Read my CBC Interview.
I believe the more people who get out to explore untouched wilderness areas, the better for wilderness protection as a general cause. Gems kept secret to a privileged few tend to get quietly clearcut, sold, or paved over. The collective saving of the Blue Mountain-Birch Cove Lakes Wilderness Area and Owls Head Provincial Park are great examples of what a large group of the engaged public can accomplish. I was proud to be a vocal supporter and used my platforms to bring attention to these and other local environmental issues.
An Independent Voice
My large, diverse audience of thousands of visitors per day does not correlate to a significant amount of funding. Despite this, I’ve continued putting in an inordinate amount of time and effort over the past decade. Though I would have made more money working a minimum wage job, this work has taught me many valuable lessons and skills along the way. It has been a joy to share my work with the public and get feedback from people who feel as passionate as I do about the amazing places we have in our own backyard. I gladly respond to emails from tourists and locals alike and am proud to say I’ve helped many people discover the joys of our great outdoors.
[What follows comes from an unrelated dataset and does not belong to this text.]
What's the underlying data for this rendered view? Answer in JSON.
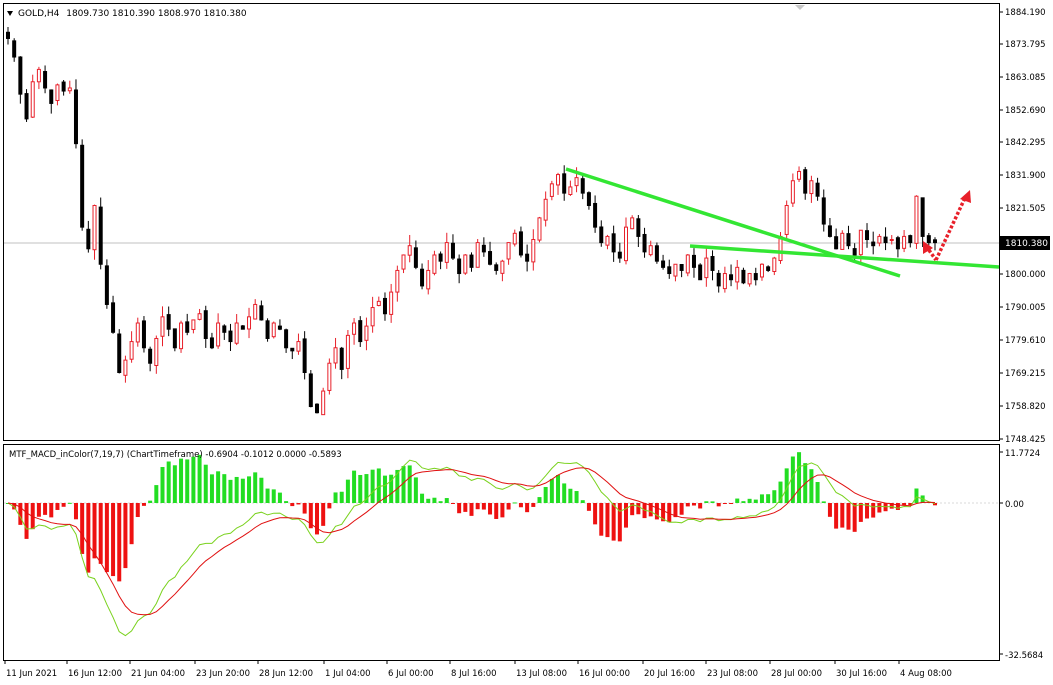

Through this project, I’ve been able to help promote the work of local volunteer organizations, and environmental causes while staying independent, self-funded, and outspoken. I do every aspect of work on the site by myself, and with no government grants or corporate sponsorships and my current limited budget, the site is both an experiment and a gamble. I’m hoping to build enough support to continue providing a public good without being beholden to anyone, so I can maintain an independent voice.
Your support will allow me to continue furthering my objectives:
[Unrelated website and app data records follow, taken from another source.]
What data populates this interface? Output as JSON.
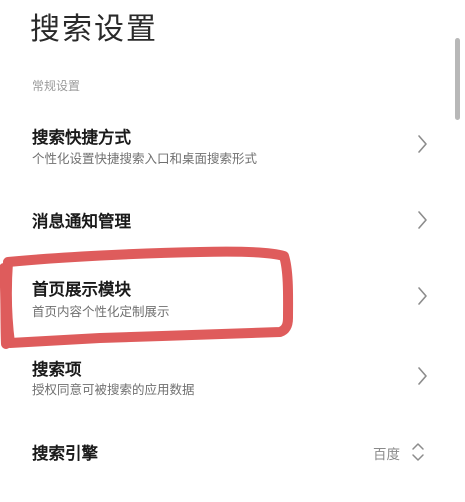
{
  "header": {
    "title": "搜索设置"
  },
  "section": {
    "label": "常规设置"
  },
  "items": [
    {
      "title": "搜索快捷方式",
      "subtitle": "个性化设置快捷搜索入口和桌面搜索形式"
    },
    {
      "title": "消息通知管理"
    },
    {
      "title": "首页展示模块",
      "subtitle": "首页内容个性化定制展示"
    },
    {
      "title": "搜索项",
      "subtitle": "授权同意可被搜索的应用数据"
    },
    {
      "title": "搜索引擎",
      "value": "百度"
    }
  ],
  "icons": {
    "chevron": "chevron-right-icon",
    "selector": "chevron-up-down-icon"
  },
  "colors": {
    "highlight": "#d94040",
    "chevron": "#8c8c8c",
    "scrollbar": "#b8b8b8"
  }
}
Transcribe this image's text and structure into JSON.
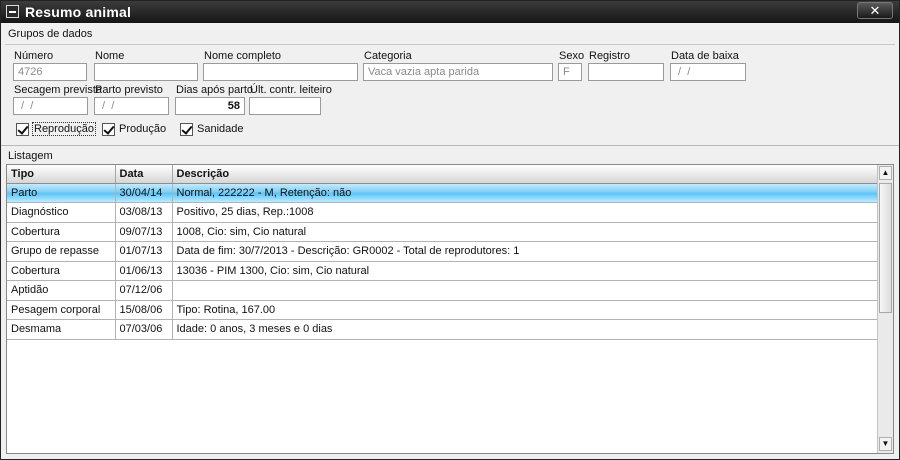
{
  "window": {
    "title": "Resumo animal",
    "close_label": "✕"
  },
  "groups": {
    "title": "Grupos de dados",
    "fields": {
      "numero": {
        "label": "Número",
        "value": "4726"
      },
      "nome": {
        "label": "Nome",
        "value": ""
      },
      "nome_completo": {
        "label": "Nome completo",
        "value": ""
      },
      "categoria": {
        "label": "Categoria",
        "value": "Vaca vazia apta parida"
      },
      "sexo": {
        "label": "Sexo",
        "value": "F"
      },
      "registro": {
        "label": "Registro",
        "value": ""
      },
      "data_baixa": {
        "label": "Data de baixa",
        "value": " /  /"
      },
      "secagem": {
        "label": "Secagem prevista",
        "value": " /  /"
      },
      "parto": {
        "label": "Parto previsto",
        "value": " /  /"
      },
      "dias_parto": {
        "label": "Dias após parto",
        "value": "58"
      },
      "ult_contr": {
        "label": "Últ. contr. leiteiro",
        "value": ""
      }
    },
    "checks": {
      "reproducao": {
        "label": "Reprodução",
        "checked": true
      },
      "producao": {
        "label": "Produção",
        "checked": true
      },
      "sanidade": {
        "label": "Sanidade",
        "checked": true
      }
    }
  },
  "list": {
    "title": "Listagem",
    "columns": [
      "Tipo",
      "Data",
      "Descrição"
    ],
    "rows": [
      {
        "tipo": "Parto",
        "data": "30/04/14",
        "descricao": "Normal, 222222 - M, Retenção: não"
      },
      {
        "tipo": "Diagnóstico",
        "data": "03/08/13",
        "descricao": "Positivo, 25 dias, Rep.:1008"
      },
      {
        "tipo": "Cobertura",
        "data": "09/07/13",
        "descricao": "1008, Cio: sim, Cio natural"
      },
      {
        "tipo": "Grupo de repasse",
        "data": "01/07/13",
        "descricao": "Data de fim: 30/7/2013 - Descrição: GR0002 - Total de reprodutores: 1"
      },
      {
        "tipo": "Cobertura",
        "data": "01/06/13",
        "descricao": "13036 - PIM 1300, Cio: sim, Cio natural"
      },
      {
        "tipo": "Aptidão",
        "data": "07/12/06",
        "descricao": ""
      },
      {
        "tipo": "Pesagem corporal",
        "data": "15/08/06",
        "descricao": "Tipo: Rotina, 167.00"
      },
      {
        "tipo": "Desmama",
        "data": "07/03/06",
        "descricao": "Idade: 0 anos, 3 meses e 0 dias"
      }
    ],
    "selected_row": 0,
    "scroll_up": "▲",
    "scroll_down": "▼"
  }
}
- Inspire healthy living and an appreciation of the natural world through outdoor activity. “Nature Therapy” has been shown in many studies to be one of the best things you can do for mental and physical health. I have experienced this in my own life. One of the greatest rewards I get is knowing my work has helped people in similar situations.
- Bring recognition and support to local volunteer organizations, groups, unsung heroes and causes. Those who take the time and effort to construct, maintain and protect our natural assets. I use my growing social media influence and the guides on my website to spotlight volunteer activism.
- Put Nova Scotia on the map of the best ecotourism destinations in the world. Our unique natural assets have enormous untapped potential to sustain an economy based on their preservation. These assets attract new citizens and business to our region and can put us at the forefront of a modern, sustainable, green economy.
- Explore, map, photograph and post new guides for all of the parks, trails and outdoor adventure destinations throughout Nova Scotia. HalifaxTrails.ca is the beginning, NovaScotiaTrails.ca is the goal.
- Continue to update my maps, guides, photos, videos and social media accounts.
- Develop a mobile app.
- Upgrade hardware and software to improve production quality. What I’ve created so far has been done on a shoestring budget, with entry-level, basic equipment. I currently don’t have enough funding to cover direct expenses let alone equipment upgrades.
- Eliminate the need for advertisements on the website and not have to turn it into a paid subscription service. I hope to keep it a free resource for everyone to use, regardless of their ability to pay.